The Greyhounds struggled throughout the 2018-19 season, but winning three of their last four and advancing to the second round of the Patriot League tournament was a solid way for longtime coach Joe Logan's team to wrap up the season.

Entering the 2019-20 season, Loyola is led by junior forward Isabella Therien. Though she missed the final nine games of the season with an injury, the former Patriot League Rookie of the Year led the team with 14.3 points per game and was second on the team in rebounds (5.6). Other key returners include sophomore wing Taleah Dixon (9.7 points) and junior forward Delaney Connolly (9.1).

The start of the season will not be easy for the Greyhounds, who have Notre Dame, Northwestern and Maryland on their early-season schedule. But with seven upperclassmen on the roster, Loyola's experience should help the Greyhounds in conference play.


Losing a player like Adre'onia Coleman, who averaged a team-high 16.3 points and totaled 505 points last season, to graduation is a tough task for any team to handle, but the Bears still have a number of players on the roster who could help Morgan State take a step forward in the MEAC.

One of those players is sophomore Ashia McCalla, who averaged 10 points last year and had a season-high 18 points against Delaware State. McCalla, a Greenbelt, Md., native and Eleanor Roosevelt High graduate, made seven starts last year but should be in the starting lineup more consistently this year.

Last year, the Bears finished .500 in conference play, and this year, they'll begin conference play against Delaware State and South Carolina State in January. Before that, the Bears will make trips to Marquette, Nebraska and Michigan as part of their non-conference schedule.


The Mountaineers made a deep run in the NEC tournament last year, advancing to the semifinals against Robert Morris before dropping a heartbreaker, 69-65. With most of last year's squad returning, they should have another chance to make another deep postseason run this year.

Mount St. Mary's lost guard Juliette Lawless to graduation, but sophomore Michaela Harrison (13.3 points last year) and junior Jatarrikah Settle (9.0) are expected to lead the charge for the Mountaineers. Mount St. Mary's starts out the season with games at Kentucky and Indiana followed by contests against Frostburg, Towson and UMBC.


Though Navy is coming off a disappointing season and an early exit in the Patriot League tournament, sophomore guard Jennifer Coleman gives the team reason to be excited for the 2019-20 season.

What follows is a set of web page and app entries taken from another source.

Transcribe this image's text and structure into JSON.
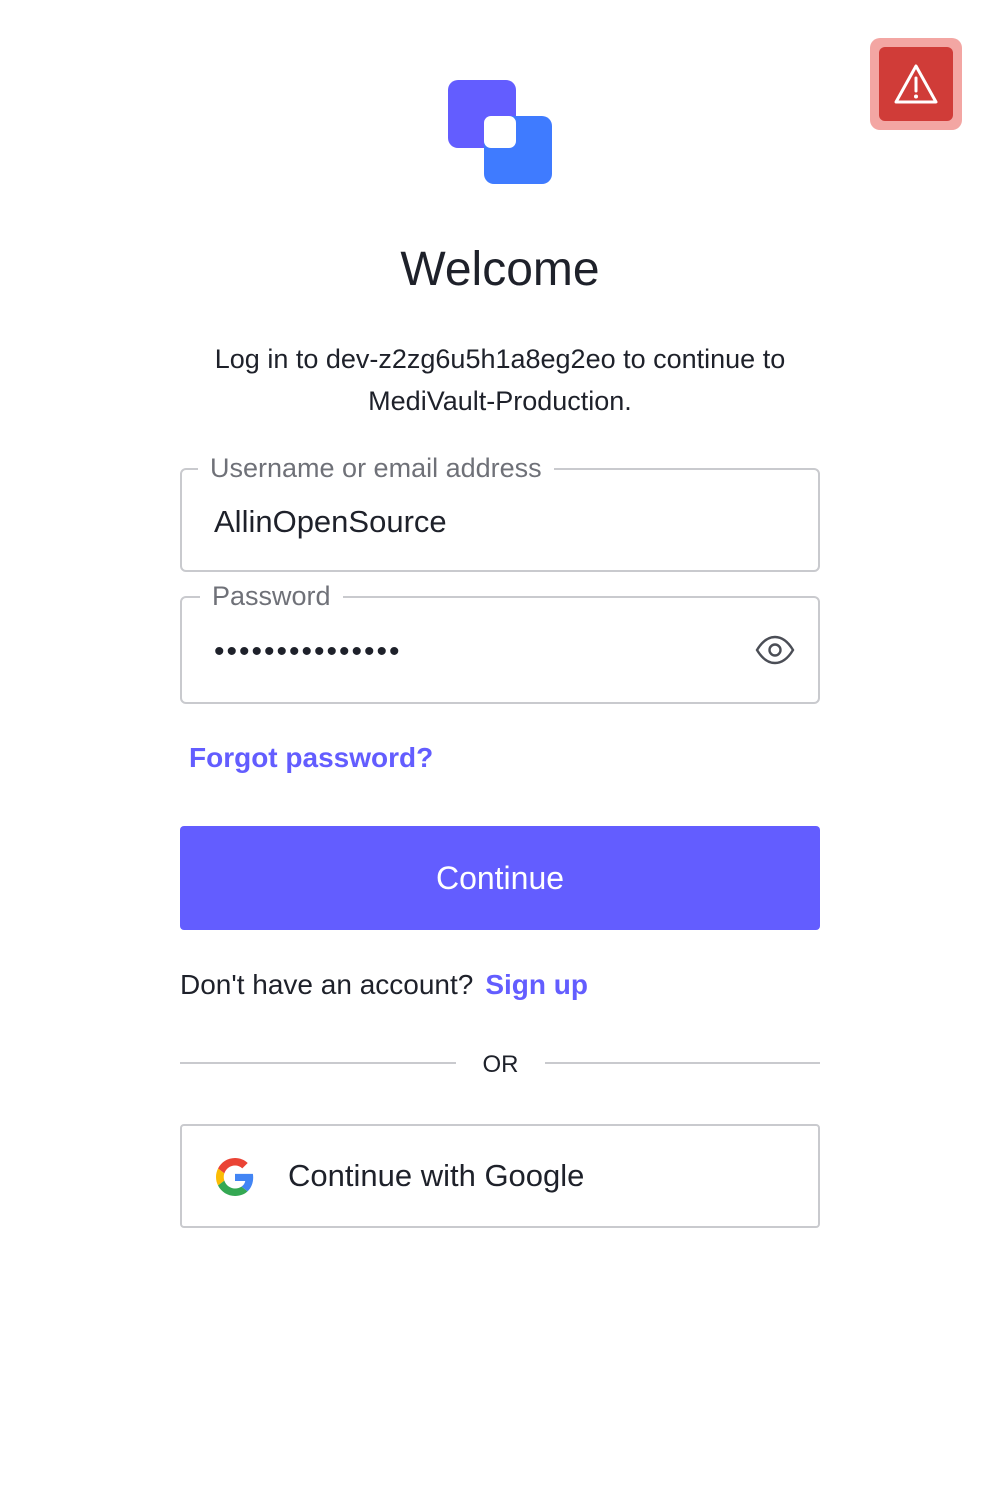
{
  "header": {
    "title": "Welcome",
    "subtitle": "Log in to dev-z2zg6u5h1a8eg2eo to continue to MediVault-Production."
  },
  "logo": {
    "icon": "brand-logo-icon",
    "colors": [
      "#635dff",
      "#3f7bff"
    ]
  },
  "warning_button": {
    "icon": "warning-triangle-icon",
    "color": "#d03c38"
  },
  "form": {
    "username": {
      "label": "Username or email address",
      "value": "AllinOpenSource"
    },
    "password": {
      "label": "Password",
      "masked_value": "•••••••••••••••",
      "toggle_icon": "eye-icon"
    },
    "forgot_password": "Forgot password?",
    "continue_label": "Continue"
  },
  "signup": {
    "prompt": "Don't have an account?",
    "link": "Sign up"
  },
  "divider": {
    "text": "OR"
  },
  "social": {
    "google_label": "Continue with Google",
    "google_icon": "google-icon"
  },
  "colors": {
    "accent": "#635dff",
    "text": "#1e212a",
    "muted": "#6f7178",
    "border": "#c9cace",
    "warning": "#d03c38"
  }
}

Coleman, a native of Richmond, Va., started her college career with a 13-point effort against Catholic University last November, and from that point on she was a consistent scorer for the Mids. She had 19 games with at least 10 points, including a seven-game stretch in January and February. She averaged 13.1 points, 8.2 rebounds and 2.9 assists last year, and she'll be expected to lead the way again.

Navy will be tested early with Clemson and North Carolina on its non-conference slate. That may prove to be beneficial heading into conference play, which starts against Lehigh in January.

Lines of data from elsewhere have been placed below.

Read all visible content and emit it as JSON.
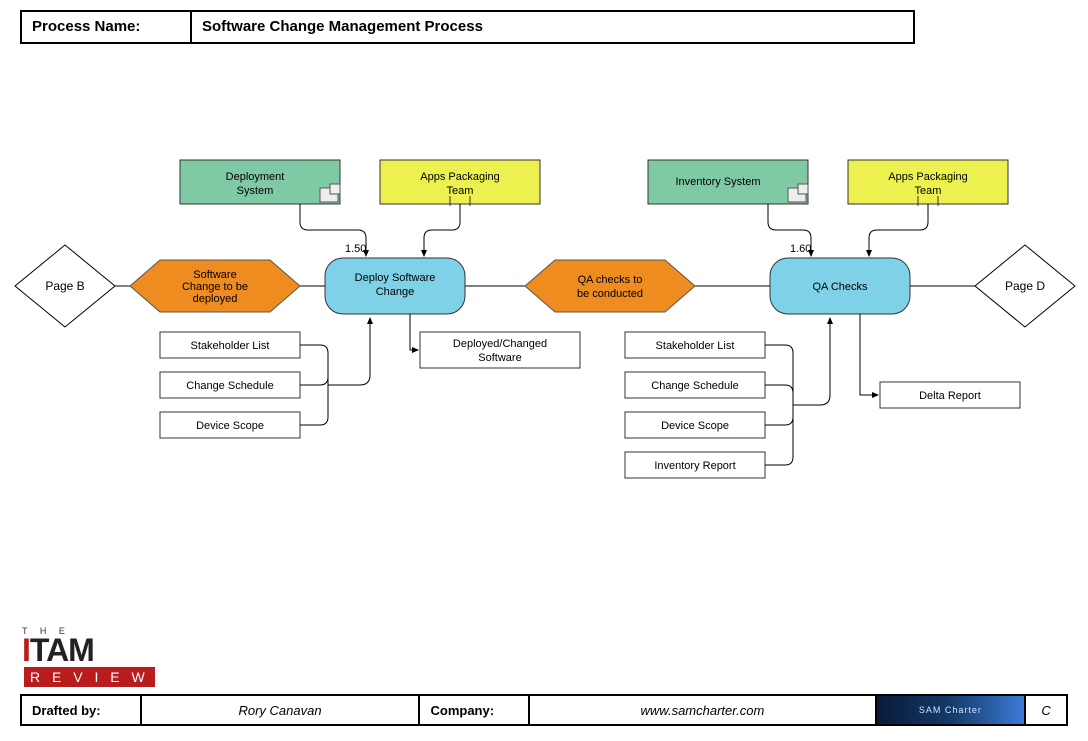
{
  "header": {
    "label": "Process Name:",
    "title": "Software Change Management Process"
  },
  "nodes": {
    "pageB": "Page B",
    "pageD": "Page D",
    "deploymentSystem": "Deployment System",
    "appsPackagingTeam1": "Apps Packaging Team",
    "inventorySystem": "Inventory System",
    "appsPackagingTeam2": "Apps Packaging Team",
    "hexLeft": "Software Change to be deployed",
    "stepLeft": {
      "num": "1.50",
      "label": "Deploy Software Change"
    },
    "hexRight": "QA checks to be conducted",
    "stepRight": {
      "num": "1.60",
      "label": "QA Checks"
    },
    "outLeft": "Deployed/Changed Software",
    "outRight": "Delta Report",
    "inputsLeft": [
      "Stakeholder List",
      "Change Schedule",
      "Device Scope"
    ],
    "inputsRight": [
      "Stakeholder List",
      "Change Schedule",
      "Device Scope",
      "Inventory Report"
    ]
  },
  "footer": {
    "draftedLabel": "Drafted by:",
    "drafted": "Rory Canavan",
    "companyLabel": "Company:",
    "company": "www.samcharter.com",
    "logoText": "SAM Charter",
    "page": "C"
  },
  "logo": {
    "the": "T H E",
    "itam_i": "I",
    "itam_tam": "TAM",
    "review": "R E V I E W"
  }
}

The Retrievers started out the 2018-19 season by winning their first six games, but they lost 20 of their final 24 games. Longtime head coach Phil Stern took a leave of absence in December and resigned in February. In April, the school hired former Texas Southern head coach Johnetta Hayes to take over a program that has won just 15 games the past two seasons.

The Retrievers' season will tip off against Gettysburg, same as last year, and there are plenty of reasons for optimism heading into this season. For starters, UMBC has a core group of senior guards in Dominika Skrocka, Te'yJah Oliver and Tyler Moore. Oliver, a Clinton, Md., native out of Riverdale Baptist, averaged 11.2 points in 30 games and 27 starts.

The Retrievers will also count on junior forward Janee'a Summers, who led the team with 11.4 points per game and had five double-doubles. UMBC also added freshman guard Lyric Swann, who starred at Long Reach High in Columbia, Md.

Photo Credits: Courtesy of Steve McLaughlin, Coppin State, Mount St. Mary's, Phil Hoffmann/Navy Athletics

Issue 258: October 2019  

Originally published Oct. 15, 2019